■ YOUR INSTRUCTIONS
Please report every line in the material below where the word "label" is found.

■ DATA EXCERPTS

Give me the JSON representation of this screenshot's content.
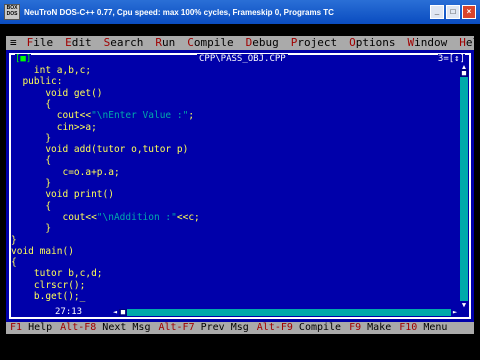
{
  "window": {
    "icon_text": "BOX DOS",
    "title": "NeuTroN DOS-C++ 0.77, Cpu speed: max 100% cycles, Frameskip  0, Programs  TC",
    "buttons": {
      "minimize": "_",
      "maximize": "□",
      "close": "×"
    }
  },
  "menubar": {
    "system": "≡",
    "items": [
      {
        "hot": "F",
        "rest": "ile"
      },
      {
        "hot": "E",
        "rest": "dit"
      },
      {
        "hot": "S",
        "rest": "earch"
      },
      {
        "hot": "R",
        "rest": "un"
      },
      {
        "hot": "C",
        "rest": "ompile"
      },
      {
        "hot": "D",
        "rest": "ebug"
      },
      {
        "hot": "P",
        "rest": "roject"
      },
      {
        "hot": "O",
        "rest": "ptions"
      },
      {
        "hot": "W",
        "rest": "indow"
      },
      {
        "hot": "H",
        "rest": "elp"
      }
    ]
  },
  "editor": {
    "title": "CPP\\PASS_OBJ.CPP",
    "left_marker": "[■]",
    "right_marker": "3=[↕]",
    "cursor_pos": "27:13",
    "lines": [
      {
        "text": "    int a,b,c;",
        "str": "",
        "tail": ""
      },
      {
        "text": "  public:",
        "str": "",
        "tail": ""
      },
      {
        "text": "      void get()",
        "str": "",
        "tail": ""
      },
      {
        "text": "      {",
        "str": "",
        "tail": ""
      },
      {
        "text": "        cout<<",
        "str": "\"\\nEnter Value :\"",
        "tail": ";"
      },
      {
        "text": "        cin>>a;",
        "str": "",
        "tail": ""
      },
      {
        "text": "      }",
        "str": "",
        "tail": ""
      },
      {
        "text": "      void add(tutor o,tutor p)",
        "str": "",
        "tail": ""
      },
      {
        "text": "      {",
        "str": "",
        "tail": ""
      },
      {
        "text": "         c=o.a+p.a;",
        "str": "",
        "tail": ""
      },
      {
        "text": "      }",
        "str": "",
        "tail": ""
      },
      {
        "text": "      void print()",
        "str": "",
        "tail": ""
      },
      {
        "text": "      {",
        "str": "",
        "tail": ""
      },
      {
        "text": "         cout<<",
        "str": "\"\\nAddition :\"",
        "tail": "<<c;"
      },
      {
        "text": "      }",
        "str": "",
        "tail": ""
      },
      {
        "text": "}",
        "str": "",
        "tail": ""
      },
      {
        "text": "void main()",
        "str": "",
        "tail": ""
      },
      {
        "text": "{",
        "str": "",
        "tail": ""
      },
      {
        "text": "    tutor b,c,d;",
        "str": "",
        "tail": ""
      },
      {
        "text": "    clrscr();",
        "str": "",
        "tail": ""
      },
      {
        "text": "    b.get();_",
        "str": "",
        "tail": ""
      }
    ]
  },
  "helpbar": {
    "items": [
      {
        "key": "F1",
        "label": " Help"
      },
      {
        "key": "Alt-F8",
        "label": " Next Msg"
      },
      {
        "key": "Alt-F7",
        "label": " Prev Msg"
      },
      {
        "key": "Alt-F9",
        "label": " Compile"
      },
      {
        "key": "F9",
        "label": " Make"
      },
      {
        "key": "F10",
        "label": " Menu"
      }
    ]
  }
}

■ RESULT
        "label": " Help"
        "label": " Next Msg"
        "label": " Prev Msg"
        "label": " Compile"
        "label": " Make"
        "label": " Menu"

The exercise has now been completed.